When it comes to creating an Olympic brand and logo design (opens in new tab), things don't always go according to plan, as the organisers of the Tokyo 2020 Games found out.
In July 2015, the first official logo for the event was launched, in both static and animated form. Abstract and minimal, this logo, designed by graphic designer Kenjiro Sano, incorporated a 'T' for Tokyo and the red sun of the Japanese flag. But despite the careful stage-managing of the launch, things quickly spiralled out of control.
The following month, Belgian designer Olivier Debie filed a plagiarism lawsuit – which he dropped in January this year, citing prohibitive legal costs – claiming the design copied key elements of a T-shaped logo he created in 2011 for Belgium's Theatre de liege. He even published the two designs side-by-side online to make the similarities clear, and the image was quickly picked up by the global press and shared by audiences around the world.
Japanese officials initially defended the logo against Debie's claims, going so far as to release Sano's original blueprint to the press. But when further plagiarism allegations surfaced, claiming that Sano's initial submission resembled work by German typographer Jan Tschichold, the embarrassment proved too much and the logo was swiftly withdrawn.
The organisers then took the unusual step of holding a national design competition to create its replacement, which saw nearly 15,000 submissions. The four finalists were unveiled in april, and the public was invited to vote for their favourite.
And the winner is...
Two weeks later, the winning design (shown here) was announced. The logo was created by Asao Tokolo, a 46-year-old artist who is known for his intricate, mathematical motifs. Entitled the Harmonized chequered emblem, the new, indigo-blue logo features a traditional Japanese pattern known as ichimatsu moyo, which first became popular in the edo period (1603–1867) and is associated with traditional 'Kabuki' theatre.
Composed of three varieties of rectangular shapes, the design "represents different countries, cultures and ways of thinking" – according to an official statement.
With the Paris 2024 Olympic committee accused of plagiarising a logo from British consulting agency 4 Global, and Wolff Olins' cartoonish, bright-pink London 2012 olympics logo continuing to attract opprobrium to this day, it seems the path to Olympic branding is rarely an easy one.
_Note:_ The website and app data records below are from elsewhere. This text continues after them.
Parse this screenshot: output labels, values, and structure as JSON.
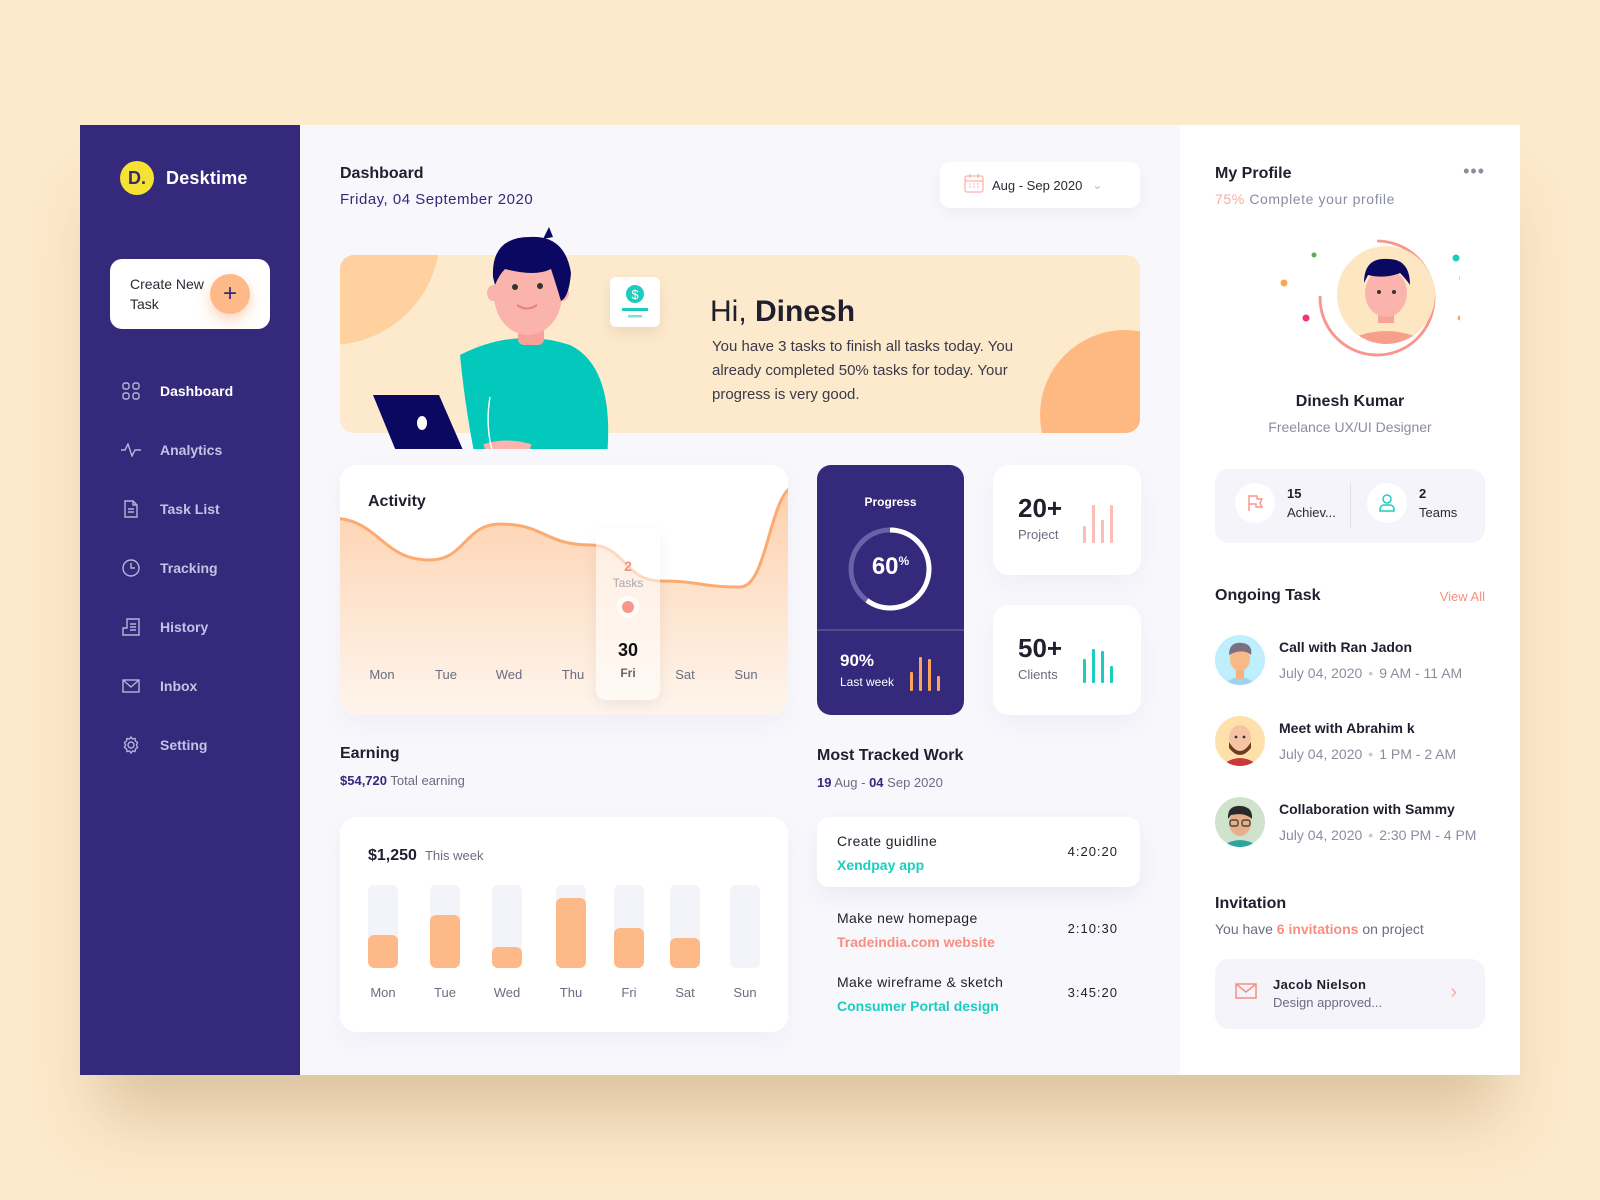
{
  "app": {
    "name": "Desktime",
    "logo_letter": "D."
  },
  "sidebar": {
    "create_button": {
      "label": "Create New Task",
      "icon": "plus-icon"
    },
    "items": [
      {
        "label": "Dashboard",
        "icon": "grid-icon",
        "active": true
      },
      {
        "label": "Analytics",
        "icon": "pulse-icon",
        "active": false
      },
      {
        "label": "Task List",
        "icon": "document-icon",
        "active": false
      },
      {
        "label": "Tracking",
        "icon": "clock-icon",
        "active": false
      },
      {
        "label": "History",
        "icon": "history-icon",
        "active": false
      },
      {
        "label": "Inbox",
        "icon": "mail-icon",
        "active": false
      },
      {
        "label": "Setting",
        "icon": "gear-icon",
        "active": false
      }
    ]
  },
  "header": {
    "title": "Dashboard",
    "date": "Friday, 04 September 2020",
    "date_range": "Aug - Sep 2020"
  },
  "banner": {
    "greeting_prefix": "Hi, ",
    "greeting_name": "Dinesh",
    "message": "You have 3 tasks to finish all tasks today. You already completed 50% tasks for today. Your progress is very good."
  },
  "activity": {
    "title": "Activity",
    "days": [
      "Mon",
      "Tue",
      "Wed",
      "Thu",
      "Fri",
      "Sat",
      "Sun"
    ],
    "tooltip": {
      "count": "2",
      "label": "Tasks",
      "date": "30",
      "day": "Fri"
    }
  },
  "progress": {
    "title": "Progress",
    "percent_value": 60,
    "percent_label": "60",
    "percent_sign": "%",
    "last_week_value": "90%",
    "last_week_label": "Last week",
    "bars": [
      0.55,
      1.0,
      0.95,
      0.45
    ]
  },
  "stats": [
    {
      "value": "20+",
      "label": "Project",
      "color": "#fcbdb6",
      "bars": [
        0.45,
        1.0,
        0.6,
        1.0
      ]
    },
    {
      "value": "50+",
      "label": "Clients",
      "color": "#1ccdbf",
      "bars": [
        0.7,
        1.0,
        0.95,
        0.5
      ]
    }
  ],
  "earning": {
    "title": "Earning",
    "total_value": "$54,720",
    "total_label": "Total earning",
    "week_value": "$1,250",
    "week_label": "This week"
  },
  "chart_data": {
    "type": "bar",
    "title": "$1,250 This week",
    "categories": [
      "Mon",
      "Tue",
      "Wed",
      "Thu",
      "Fri",
      "Sat",
      "Sun"
    ],
    "values": [
      0.4,
      0.64,
      0.25,
      0.84,
      0.48,
      0.36,
      0
    ],
    "ylim": [
      0,
      1
    ],
    "xlabel": "",
    "ylabel": "",
    "grid": false
  },
  "activity_chart": {
    "type": "area",
    "categories": [
      "Mon",
      "Tue",
      "Wed",
      "Thu",
      "Fri",
      "Sat",
      "Sun"
    ],
    "values": [
      0.78,
      0.5,
      0.74,
      0.6,
      0.36,
      0.32,
      1.0
    ],
    "highlight": "Fri"
  },
  "tracked": {
    "title": "Most Tracked Work",
    "range_start_day": "19",
    "range_start_month": "Aug",
    "range_end_day": "04",
    "range_end_rest": "Sep 2020",
    "items": [
      {
        "name": "Create guidline",
        "project": "Xendpay app",
        "time": "4:20:20",
        "color": "#1ccdbf"
      },
      {
        "name": "Make new homepage",
        "project": "Tradeindia.com website",
        "time": "2:10:30",
        "color": "#f78e80"
      },
      {
        "name": "Make wireframe & sketch",
        "project": "Consumer Portal design",
        "time": "3:45:20",
        "color": "#1ccdbf"
      }
    ]
  },
  "profile": {
    "title": "My Profile",
    "complete_pct": "75%",
    "complete_label": "Complete your profile",
    "more_icon": "more-dots-icon",
    "name": "Dinesh Kumar",
    "role": "Freelance UX/UI Designer",
    "achievements_count": "15",
    "achievements_label": "Achiev...",
    "teams_count": "2",
    "teams_label": "Teams"
  },
  "ongoing": {
    "title": "Ongoing Task",
    "view_all": "View All",
    "items": [
      {
        "title": "Call with Ran Jadon",
        "date": "July 04, 2020",
        "time": "9 AM - 11 AM",
        "avatar_bg": "#bfeefc"
      },
      {
        "title": "Meet with Abrahim k",
        "date": "July 04, 2020",
        "time": "1 PM - 2 AM",
        "avatar_bg": "#fde0aa"
      },
      {
        "title": "Collaboration with Sammy",
        "date": "July 04, 2020",
        "time": "2:30 PM - 4 PM",
        "avatar_bg": "#cfe3cc"
      }
    ]
  },
  "invitation": {
    "title": "Invitation",
    "prefix": "You have ",
    "count_text": "6 invitations",
    "suffix": " on project",
    "card": {
      "name": "Jacob Nielson",
      "message": "Design approved..."
    }
  }
}
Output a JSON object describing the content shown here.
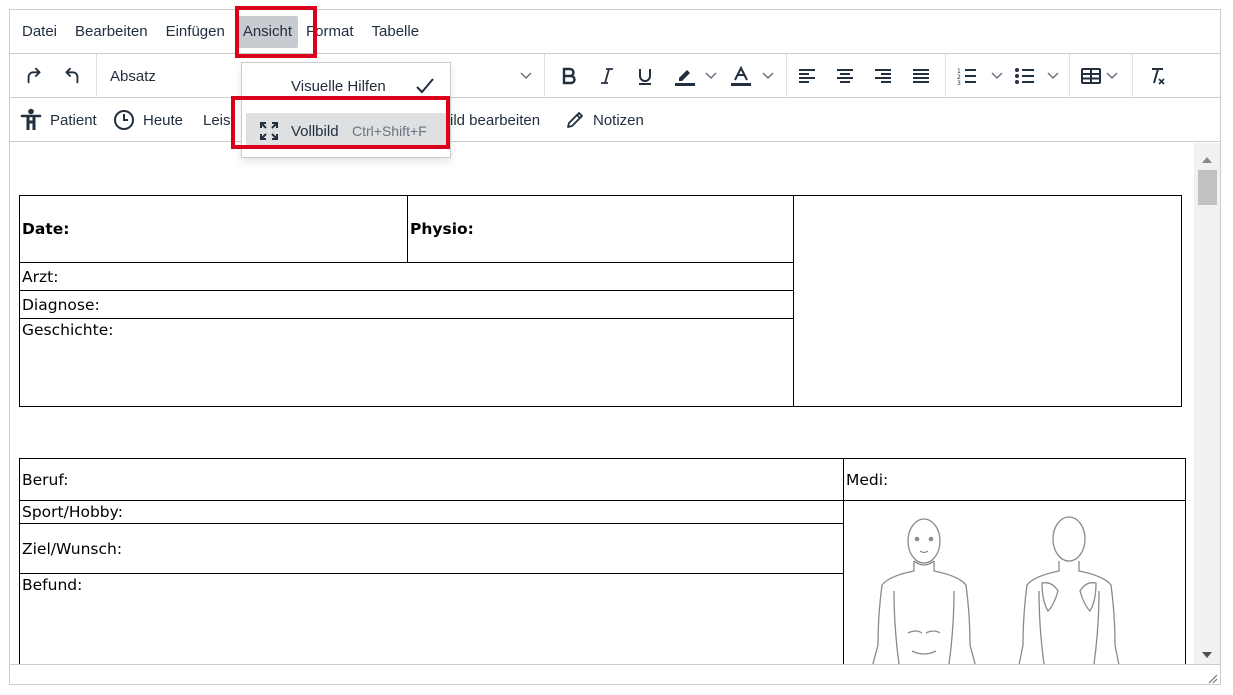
{
  "menubar": {
    "items": [
      {
        "label": "Datei"
      },
      {
        "label": "Bearbeiten"
      },
      {
        "label": "Einfügen"
      },
      {
        "label": "Ansicht"
      },
      {
        "label": "Format"
      },
      {
        "label": "Tabelle"
      }
    ]
  },
  "toolbar": {
    "block_format": "Absatz"
  },
  "toolbar2": {
    "patient": "Patient",
    "heute": "Heute",
    "leistung": "Leist",
    "bild_bearbeiten": "Bild bearbeiten",
    "notizen": "Notizen"
  },
  "view_menu": {
    "visual_aids": "Visuelle Hilfen",
    "fullscreen": "Vollbild",
    "fullscreen_shortcut": "Ctrl+Shift+F"
  },
  "document": {
    "table1": {
      "date": "Date:",
      "physio": "Physio:",
      "arzt": "Arzt:",
      "diagnose": "Diagnose:",
      "geschichte": "Geschichte:"
    },
    "table2": {
      "beruf": "Beruf:",
      "medi": "Medi:",
      "sport": "Sport/Hobby:",
      "ziel": "Ziel/Wunsch:",
      "befund": "Befund:"
    }
  },
  "colors": {
    "highlight": "#d8001a",
    "menu_active": "#c8cbcf",
    "menu_item_hover": "#dee0e2",
    "text": "#222f3e"
  }
}
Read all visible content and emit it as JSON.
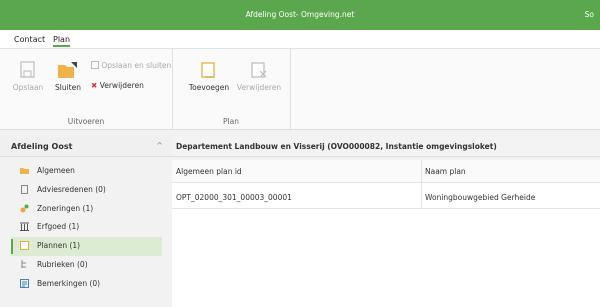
{
  "window": {
    "title": "Afdeling Oost- Omgeving.net",
    "user": "So"
  },
  "menu": {
    "tabs": [
      {
        "label": "Contact"
      },
      {
        "label": "Plan"
      }
    ]
  },
  "ribbon": {
    "groups": [
      {
        "label": "Uitvoeren",
        "save": "Opslaan",
        "close": "Sluiten",
        "save_close": "Opslaan en sluiten",
        "delete": "Verwijderen"
      },
      {
        "label": "Plan",
        "add": "Toevoegen",
        "delete": "Verwijderen"
      }
    ]
  },
  "sidebar": {
    "title": "Afdeling Oost",
    "collapse": "^",
    "items": [
      {
        "label": "Algemeen"
      },
      {
        "label": "Adviesredenen (0)"
      },
      {
        "label": "Zoneringen (1)"
      },
      {
        "label": "Erfgoed (1)"
      },
      {
        "label": "Plannen (1)"
      },
      {
        "label": "Rubrieken (0)"
      },
      {
        "label": "Bemerkingen (0)"
      }
    ]
  },
  "content": {
    "title": "Departement Landbouw en Visserij (OVO000082, Instantie omgevingsloket)",
    "columns": [
      "Algemeen plan id",
      "Naam plan"
    ],
    "rows": [
      [
        "OPT_02000_301_00003_00001",
        "Woningbouwgebied Gerheide"
      ]
    ]
  },
  "colors": {
    "accent": "#5ba74e",
    "folder": "#f0b34a",
    "selected": "#dcecd2"
  }
}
But however history treats this new Tokyo 2020 logo, at least the host nation can't get angry. After all, they voted for it.
This article was originally published in Computer Arts (opens in new tab) magazine issue 254.